That’s absolutely wrong. We are eager to take on any case with merit, no matter how small. It’s good business for us, as there’s more at stake than the settlement fee.

We only accept payment for cases that we win, and while the profits from these cases helps us keep the lights on in our office near Boston, the cases also help us train new attorneys.

We put a partner from the firm and an associate attorney on every case, and these smaller cases give our younger lawyers valuable experience that only comes from pursuing real cases. We’re not leaving the client solely in the hands of a rookie, as an experienced partner collaborates on the case and provides insight and guidance when needed. These cases are good for our firm’s skill level.

They also act as a referral service for the firm. We’re confident that the solid results and attention to detail that our clients receive will make an impact. We know that if one of our clients ever gets into a situation where they need help or know someone who does, they’ll remember us.

There are no small cases for us. Our reputation is made, for better or for worse, by how we treat the latest client. We believe anyone who comes to us will come back if a future need arises. That’s why we’re eager to take on cases regardless of size.

What to prepare before calling a lawyer

No one expects to get hurt. When they are, they can be thrust into the unexpected situation of having to call a lawyer. They’ve already got a lot on their minds from dealing with the pain and fears of what will happen next. Not everyone knows how to prepare for that first case to make sure things move along as quickly as possible.

 

Your list of what to prepare before calling a personal injury lawyer

The most important thing for the attorney to know at the beginning is what are the basic facts.

They include:

How did the accident happen and what are the injuries?

What witnesses exist? How do we reach them?

What happened to you medically? Were you taken by ambulance, where did you go? What’s your understanding of your injury as it stands right now.

Do you remember exactly where you were when the accident happened, such as the name of a traffic intersection? In particularly, you will need the town or city so your attorney can get any police report on the incident.

If it’s convenient for you to get a copy of any police reports related to the case, gather them. If not, we’ll gather them for you.

Any further basic facts you have at the beginning will be helpful.

Do you have the name of your insurance company?

Has an insurance adjustor called and given you a claim number?

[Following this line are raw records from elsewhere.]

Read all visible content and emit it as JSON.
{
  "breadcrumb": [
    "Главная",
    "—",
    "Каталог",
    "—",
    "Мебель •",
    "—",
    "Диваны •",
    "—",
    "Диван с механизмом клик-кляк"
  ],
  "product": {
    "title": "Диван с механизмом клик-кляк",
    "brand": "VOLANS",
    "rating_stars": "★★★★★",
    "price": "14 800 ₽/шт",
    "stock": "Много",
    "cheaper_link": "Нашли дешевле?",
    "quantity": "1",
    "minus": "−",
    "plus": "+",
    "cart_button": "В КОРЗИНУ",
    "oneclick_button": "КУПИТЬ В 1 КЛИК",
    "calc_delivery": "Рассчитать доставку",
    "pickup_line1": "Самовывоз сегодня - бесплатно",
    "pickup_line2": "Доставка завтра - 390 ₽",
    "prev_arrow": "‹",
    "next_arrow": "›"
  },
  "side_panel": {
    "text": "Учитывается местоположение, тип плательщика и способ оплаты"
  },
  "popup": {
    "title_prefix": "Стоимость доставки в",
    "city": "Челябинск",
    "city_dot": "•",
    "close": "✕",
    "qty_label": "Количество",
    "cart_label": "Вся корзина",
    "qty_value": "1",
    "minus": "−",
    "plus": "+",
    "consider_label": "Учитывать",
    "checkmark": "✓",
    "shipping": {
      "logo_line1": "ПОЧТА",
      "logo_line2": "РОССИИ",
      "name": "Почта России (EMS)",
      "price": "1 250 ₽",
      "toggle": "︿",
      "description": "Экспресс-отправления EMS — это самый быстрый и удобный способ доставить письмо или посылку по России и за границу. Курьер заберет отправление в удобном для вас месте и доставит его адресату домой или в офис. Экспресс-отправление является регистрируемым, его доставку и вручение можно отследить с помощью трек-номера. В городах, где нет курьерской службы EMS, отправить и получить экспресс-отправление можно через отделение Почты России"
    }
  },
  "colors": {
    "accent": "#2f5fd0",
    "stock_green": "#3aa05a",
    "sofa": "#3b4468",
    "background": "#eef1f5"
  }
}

It would be extremely beneficial to have a copy of your insurance declarations page, or “Dec page.” That will tell you what your coverage is, such as if you have $20,000 of liability, $100,000 of liability or even more.

With that info in hand, your attorney will have a good start to helping you get your claim as fast as possible.